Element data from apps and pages

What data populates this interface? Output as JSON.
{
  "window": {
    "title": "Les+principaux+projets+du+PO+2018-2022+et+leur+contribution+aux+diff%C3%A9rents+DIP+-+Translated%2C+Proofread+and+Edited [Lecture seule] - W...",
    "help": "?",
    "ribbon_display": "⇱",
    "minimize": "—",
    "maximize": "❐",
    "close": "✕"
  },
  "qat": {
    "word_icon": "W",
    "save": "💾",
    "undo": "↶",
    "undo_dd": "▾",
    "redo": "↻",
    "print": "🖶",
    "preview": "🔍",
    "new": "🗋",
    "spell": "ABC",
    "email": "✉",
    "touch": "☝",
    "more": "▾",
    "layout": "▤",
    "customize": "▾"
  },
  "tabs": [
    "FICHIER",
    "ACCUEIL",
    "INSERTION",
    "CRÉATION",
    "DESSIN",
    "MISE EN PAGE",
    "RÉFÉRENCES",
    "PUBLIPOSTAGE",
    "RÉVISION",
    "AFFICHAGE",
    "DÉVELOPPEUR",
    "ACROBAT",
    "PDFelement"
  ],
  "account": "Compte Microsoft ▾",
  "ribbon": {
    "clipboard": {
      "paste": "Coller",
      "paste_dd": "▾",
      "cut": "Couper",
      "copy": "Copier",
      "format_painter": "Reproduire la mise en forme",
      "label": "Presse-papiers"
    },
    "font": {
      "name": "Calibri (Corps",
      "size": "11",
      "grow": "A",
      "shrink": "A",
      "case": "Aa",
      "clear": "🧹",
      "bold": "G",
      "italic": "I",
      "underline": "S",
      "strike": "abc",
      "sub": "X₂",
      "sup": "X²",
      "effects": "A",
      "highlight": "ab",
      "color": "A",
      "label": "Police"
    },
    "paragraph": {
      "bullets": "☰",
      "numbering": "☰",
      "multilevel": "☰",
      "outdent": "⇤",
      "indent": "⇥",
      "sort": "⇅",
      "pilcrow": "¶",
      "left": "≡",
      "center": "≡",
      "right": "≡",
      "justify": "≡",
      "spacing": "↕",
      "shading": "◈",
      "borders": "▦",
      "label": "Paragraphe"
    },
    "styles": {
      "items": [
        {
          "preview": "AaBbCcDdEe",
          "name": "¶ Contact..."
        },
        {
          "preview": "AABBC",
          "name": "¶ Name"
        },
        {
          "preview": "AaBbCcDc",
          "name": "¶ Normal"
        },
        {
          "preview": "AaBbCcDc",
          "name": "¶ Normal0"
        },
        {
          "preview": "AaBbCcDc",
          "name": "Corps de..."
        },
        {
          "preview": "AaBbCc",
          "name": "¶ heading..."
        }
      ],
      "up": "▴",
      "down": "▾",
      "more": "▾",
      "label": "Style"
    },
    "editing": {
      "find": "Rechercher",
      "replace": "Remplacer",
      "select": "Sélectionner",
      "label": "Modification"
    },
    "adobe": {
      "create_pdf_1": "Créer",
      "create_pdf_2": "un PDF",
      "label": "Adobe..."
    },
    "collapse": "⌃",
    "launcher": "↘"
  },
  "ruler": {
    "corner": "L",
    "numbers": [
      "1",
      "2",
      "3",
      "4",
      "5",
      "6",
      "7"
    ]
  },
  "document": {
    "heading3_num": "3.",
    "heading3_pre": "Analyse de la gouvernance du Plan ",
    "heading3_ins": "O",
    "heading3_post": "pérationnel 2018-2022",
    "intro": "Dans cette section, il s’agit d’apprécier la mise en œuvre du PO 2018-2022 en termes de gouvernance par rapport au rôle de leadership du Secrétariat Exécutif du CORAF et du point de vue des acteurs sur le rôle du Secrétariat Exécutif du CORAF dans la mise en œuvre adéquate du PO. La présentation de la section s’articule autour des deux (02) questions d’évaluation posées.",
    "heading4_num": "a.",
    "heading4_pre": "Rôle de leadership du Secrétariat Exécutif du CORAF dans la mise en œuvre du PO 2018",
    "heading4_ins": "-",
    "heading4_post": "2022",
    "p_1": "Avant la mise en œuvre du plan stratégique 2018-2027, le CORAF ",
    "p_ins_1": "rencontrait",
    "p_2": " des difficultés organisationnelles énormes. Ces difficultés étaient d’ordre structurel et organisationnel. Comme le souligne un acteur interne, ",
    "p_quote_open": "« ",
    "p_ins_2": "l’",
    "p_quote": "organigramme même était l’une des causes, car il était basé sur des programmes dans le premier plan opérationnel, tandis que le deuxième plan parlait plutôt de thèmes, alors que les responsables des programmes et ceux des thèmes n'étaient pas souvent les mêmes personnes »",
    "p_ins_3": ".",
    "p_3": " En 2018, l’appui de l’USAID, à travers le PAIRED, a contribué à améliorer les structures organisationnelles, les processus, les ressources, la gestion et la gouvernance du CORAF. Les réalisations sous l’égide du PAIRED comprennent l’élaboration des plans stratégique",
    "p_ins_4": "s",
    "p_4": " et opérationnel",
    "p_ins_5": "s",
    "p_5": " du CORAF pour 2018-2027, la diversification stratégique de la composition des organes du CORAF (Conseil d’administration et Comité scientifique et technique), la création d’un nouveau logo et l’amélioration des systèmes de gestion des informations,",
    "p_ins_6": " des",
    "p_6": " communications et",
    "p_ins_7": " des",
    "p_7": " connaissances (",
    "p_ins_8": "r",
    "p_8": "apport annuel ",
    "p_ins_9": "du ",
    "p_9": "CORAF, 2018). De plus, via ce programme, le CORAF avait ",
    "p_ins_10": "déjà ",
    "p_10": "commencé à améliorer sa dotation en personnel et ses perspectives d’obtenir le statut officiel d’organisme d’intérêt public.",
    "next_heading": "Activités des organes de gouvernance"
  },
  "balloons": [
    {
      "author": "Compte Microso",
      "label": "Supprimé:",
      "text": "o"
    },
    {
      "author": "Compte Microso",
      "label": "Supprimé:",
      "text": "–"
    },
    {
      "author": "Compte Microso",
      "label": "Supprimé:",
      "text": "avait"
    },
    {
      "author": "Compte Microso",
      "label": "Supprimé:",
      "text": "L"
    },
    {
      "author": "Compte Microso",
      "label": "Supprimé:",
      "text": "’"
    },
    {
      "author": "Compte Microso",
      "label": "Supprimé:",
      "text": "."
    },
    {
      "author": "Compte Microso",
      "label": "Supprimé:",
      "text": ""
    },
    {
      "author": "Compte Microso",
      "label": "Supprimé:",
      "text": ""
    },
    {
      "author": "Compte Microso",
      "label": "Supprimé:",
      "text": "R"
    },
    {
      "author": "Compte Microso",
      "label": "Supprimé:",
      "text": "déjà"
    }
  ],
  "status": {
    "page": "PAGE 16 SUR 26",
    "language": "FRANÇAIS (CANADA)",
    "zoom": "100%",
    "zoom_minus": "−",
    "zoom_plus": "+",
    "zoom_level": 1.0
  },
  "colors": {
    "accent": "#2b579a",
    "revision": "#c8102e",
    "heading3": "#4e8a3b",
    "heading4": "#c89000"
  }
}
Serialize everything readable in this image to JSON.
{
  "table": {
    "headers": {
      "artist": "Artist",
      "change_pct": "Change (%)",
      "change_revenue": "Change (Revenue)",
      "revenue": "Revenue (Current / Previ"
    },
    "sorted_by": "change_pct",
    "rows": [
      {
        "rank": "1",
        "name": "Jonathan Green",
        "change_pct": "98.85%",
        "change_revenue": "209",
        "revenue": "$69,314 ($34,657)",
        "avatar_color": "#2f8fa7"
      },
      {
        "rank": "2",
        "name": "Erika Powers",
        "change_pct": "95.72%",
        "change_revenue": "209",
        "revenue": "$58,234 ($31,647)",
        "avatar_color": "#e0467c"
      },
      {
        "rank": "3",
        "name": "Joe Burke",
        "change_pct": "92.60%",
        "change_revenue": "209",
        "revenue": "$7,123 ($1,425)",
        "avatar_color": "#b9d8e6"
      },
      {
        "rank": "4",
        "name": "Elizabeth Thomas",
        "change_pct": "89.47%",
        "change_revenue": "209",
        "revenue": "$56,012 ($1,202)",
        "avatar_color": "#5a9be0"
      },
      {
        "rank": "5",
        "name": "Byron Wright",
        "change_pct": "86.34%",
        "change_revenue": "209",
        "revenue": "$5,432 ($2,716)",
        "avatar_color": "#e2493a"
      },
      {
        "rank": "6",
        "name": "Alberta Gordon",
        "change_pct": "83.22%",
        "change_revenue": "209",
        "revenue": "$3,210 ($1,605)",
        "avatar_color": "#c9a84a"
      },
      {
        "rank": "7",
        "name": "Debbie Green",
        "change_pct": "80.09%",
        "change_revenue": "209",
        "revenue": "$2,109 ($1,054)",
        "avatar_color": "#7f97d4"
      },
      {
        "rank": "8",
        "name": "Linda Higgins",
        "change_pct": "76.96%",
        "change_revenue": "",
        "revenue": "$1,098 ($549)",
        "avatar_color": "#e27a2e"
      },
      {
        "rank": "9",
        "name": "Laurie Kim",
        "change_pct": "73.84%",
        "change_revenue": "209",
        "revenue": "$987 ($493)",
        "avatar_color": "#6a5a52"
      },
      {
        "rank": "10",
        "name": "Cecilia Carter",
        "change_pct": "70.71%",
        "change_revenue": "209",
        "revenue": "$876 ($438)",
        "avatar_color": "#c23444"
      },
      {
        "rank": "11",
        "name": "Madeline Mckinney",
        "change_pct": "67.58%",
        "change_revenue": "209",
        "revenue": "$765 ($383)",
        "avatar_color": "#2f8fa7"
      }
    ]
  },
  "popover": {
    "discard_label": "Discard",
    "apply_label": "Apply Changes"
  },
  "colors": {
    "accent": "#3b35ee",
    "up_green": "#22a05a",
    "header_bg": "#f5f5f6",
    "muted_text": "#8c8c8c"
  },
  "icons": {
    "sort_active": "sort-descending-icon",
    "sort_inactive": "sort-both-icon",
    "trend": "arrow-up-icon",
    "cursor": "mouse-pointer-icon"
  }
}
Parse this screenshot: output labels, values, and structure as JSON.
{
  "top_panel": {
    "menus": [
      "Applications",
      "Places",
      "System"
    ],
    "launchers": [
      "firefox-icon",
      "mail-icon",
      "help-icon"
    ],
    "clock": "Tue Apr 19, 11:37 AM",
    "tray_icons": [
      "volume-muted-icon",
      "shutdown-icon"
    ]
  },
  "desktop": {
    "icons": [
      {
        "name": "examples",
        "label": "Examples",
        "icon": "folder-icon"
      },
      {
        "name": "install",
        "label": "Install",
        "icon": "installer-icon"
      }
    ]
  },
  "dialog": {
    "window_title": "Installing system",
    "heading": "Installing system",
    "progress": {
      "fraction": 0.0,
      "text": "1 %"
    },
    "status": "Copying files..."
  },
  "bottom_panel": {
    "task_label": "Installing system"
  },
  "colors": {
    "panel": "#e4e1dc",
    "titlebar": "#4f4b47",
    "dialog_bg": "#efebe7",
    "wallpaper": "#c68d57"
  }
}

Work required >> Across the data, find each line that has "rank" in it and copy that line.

Written solution >>
        "rank": "1",
        "rank": "2",
        "rank": "3",
        "rank": "4",
        "rank": "5",
        "rank": "6",
        "rank": "7",
        "rank": "8",
        "rank": "9",
        "rank": "10",
        "rank": "11",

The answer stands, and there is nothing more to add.